FORT LAUDERDALE, Fla. — Ophthalmologists may be delaying surgery for too long to treat epiretinal membranes in patients with good visual acuity, according to a speaker here.
“Even though visual acuity in patients with epiretinal membrane may decrease slowly, surgery usually improves the final visual acuity,” André V. Gomes, MD, PhD, of Brazil, said at the inaugural Retina World Congress. “There is enough evidence that shows waiting too long may favor a worse overall outcome. Therefore, we should think about offering surgery much earlier in the process.”
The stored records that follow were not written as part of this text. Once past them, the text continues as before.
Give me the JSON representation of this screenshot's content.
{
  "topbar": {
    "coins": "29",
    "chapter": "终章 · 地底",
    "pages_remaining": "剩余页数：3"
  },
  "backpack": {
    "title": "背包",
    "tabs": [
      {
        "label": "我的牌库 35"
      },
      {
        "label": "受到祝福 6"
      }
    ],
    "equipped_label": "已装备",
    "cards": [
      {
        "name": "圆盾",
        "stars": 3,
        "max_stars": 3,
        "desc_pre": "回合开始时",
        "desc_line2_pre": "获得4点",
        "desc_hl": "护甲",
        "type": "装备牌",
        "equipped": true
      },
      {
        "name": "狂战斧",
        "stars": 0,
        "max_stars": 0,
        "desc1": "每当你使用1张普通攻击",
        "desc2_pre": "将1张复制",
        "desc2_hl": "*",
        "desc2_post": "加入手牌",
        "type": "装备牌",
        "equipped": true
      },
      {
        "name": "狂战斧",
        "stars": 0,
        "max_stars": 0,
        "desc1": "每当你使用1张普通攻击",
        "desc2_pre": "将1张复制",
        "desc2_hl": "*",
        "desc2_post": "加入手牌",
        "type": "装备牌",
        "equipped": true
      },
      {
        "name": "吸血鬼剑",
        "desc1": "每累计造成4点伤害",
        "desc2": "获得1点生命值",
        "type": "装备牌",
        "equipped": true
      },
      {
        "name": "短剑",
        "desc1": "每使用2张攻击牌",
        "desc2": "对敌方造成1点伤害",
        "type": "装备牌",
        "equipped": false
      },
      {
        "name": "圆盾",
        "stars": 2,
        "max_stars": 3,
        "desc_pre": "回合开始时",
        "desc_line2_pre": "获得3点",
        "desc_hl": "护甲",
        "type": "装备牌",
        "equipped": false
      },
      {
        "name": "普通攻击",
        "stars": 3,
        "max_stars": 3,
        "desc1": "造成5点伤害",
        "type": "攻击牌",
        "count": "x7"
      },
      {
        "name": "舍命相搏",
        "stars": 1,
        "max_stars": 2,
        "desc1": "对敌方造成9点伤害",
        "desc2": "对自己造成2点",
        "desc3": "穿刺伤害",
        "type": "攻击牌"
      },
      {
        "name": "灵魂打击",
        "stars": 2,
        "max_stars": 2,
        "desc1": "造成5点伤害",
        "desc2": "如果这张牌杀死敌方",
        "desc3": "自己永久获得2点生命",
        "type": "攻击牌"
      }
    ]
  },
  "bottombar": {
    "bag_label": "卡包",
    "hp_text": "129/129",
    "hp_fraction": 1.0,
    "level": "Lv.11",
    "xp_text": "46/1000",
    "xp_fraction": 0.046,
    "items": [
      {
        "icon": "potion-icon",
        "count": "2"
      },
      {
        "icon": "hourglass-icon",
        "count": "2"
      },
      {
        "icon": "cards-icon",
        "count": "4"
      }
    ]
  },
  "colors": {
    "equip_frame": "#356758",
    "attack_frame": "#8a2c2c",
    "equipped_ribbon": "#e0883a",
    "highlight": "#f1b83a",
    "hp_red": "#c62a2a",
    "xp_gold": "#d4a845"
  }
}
Surgeons have performed epiretinal membrane (ERM) surgery for decades, but patients rarely return to 20/20 visual acuity. Traditionally, surgeons wait to perform a procedure, and it is apparent they have been waiting too long, Gomes said.
In a recent retrospective study by Chinskey and Shah, 42 patients with visual acuity greater than 20/50 underwent ERM peeling. According to the study, 31 patients had idiopathic ERM. After the procedure, 47.5% gained one line of visual acuity, 25% stayed at their original visual acuity, and 10% lost three lines or more, Gomes said.
Surgery should be considered earlier in patients with visual acuity worse than 20/25, and observation is acceptable for patients with 20/25 visual acuity without metamorphopsia. Additionally, avoiding long periods of preoperative leakage, which can cause anatomic damage, and not leaving tissue behind can improve outcomes, he said.
Minimizing tissue stretching preoperatively and during surgery can also improve visual acuity outcomes, Gomes said. – by Robert Linnehan
Gomes AV. Epiretinal membrane (ERM) with very good vision: Should one operate? Presented at: Retina World Congress; Feb. 23-26, 2017; Fort Lauderdale, Fla.
Disclosure: Gomes reports he has relevant financial disclosures with Novartis, Alcon, Bayer, Volk, Dutch Ophthalmic (DORC), Optovue and Allergan.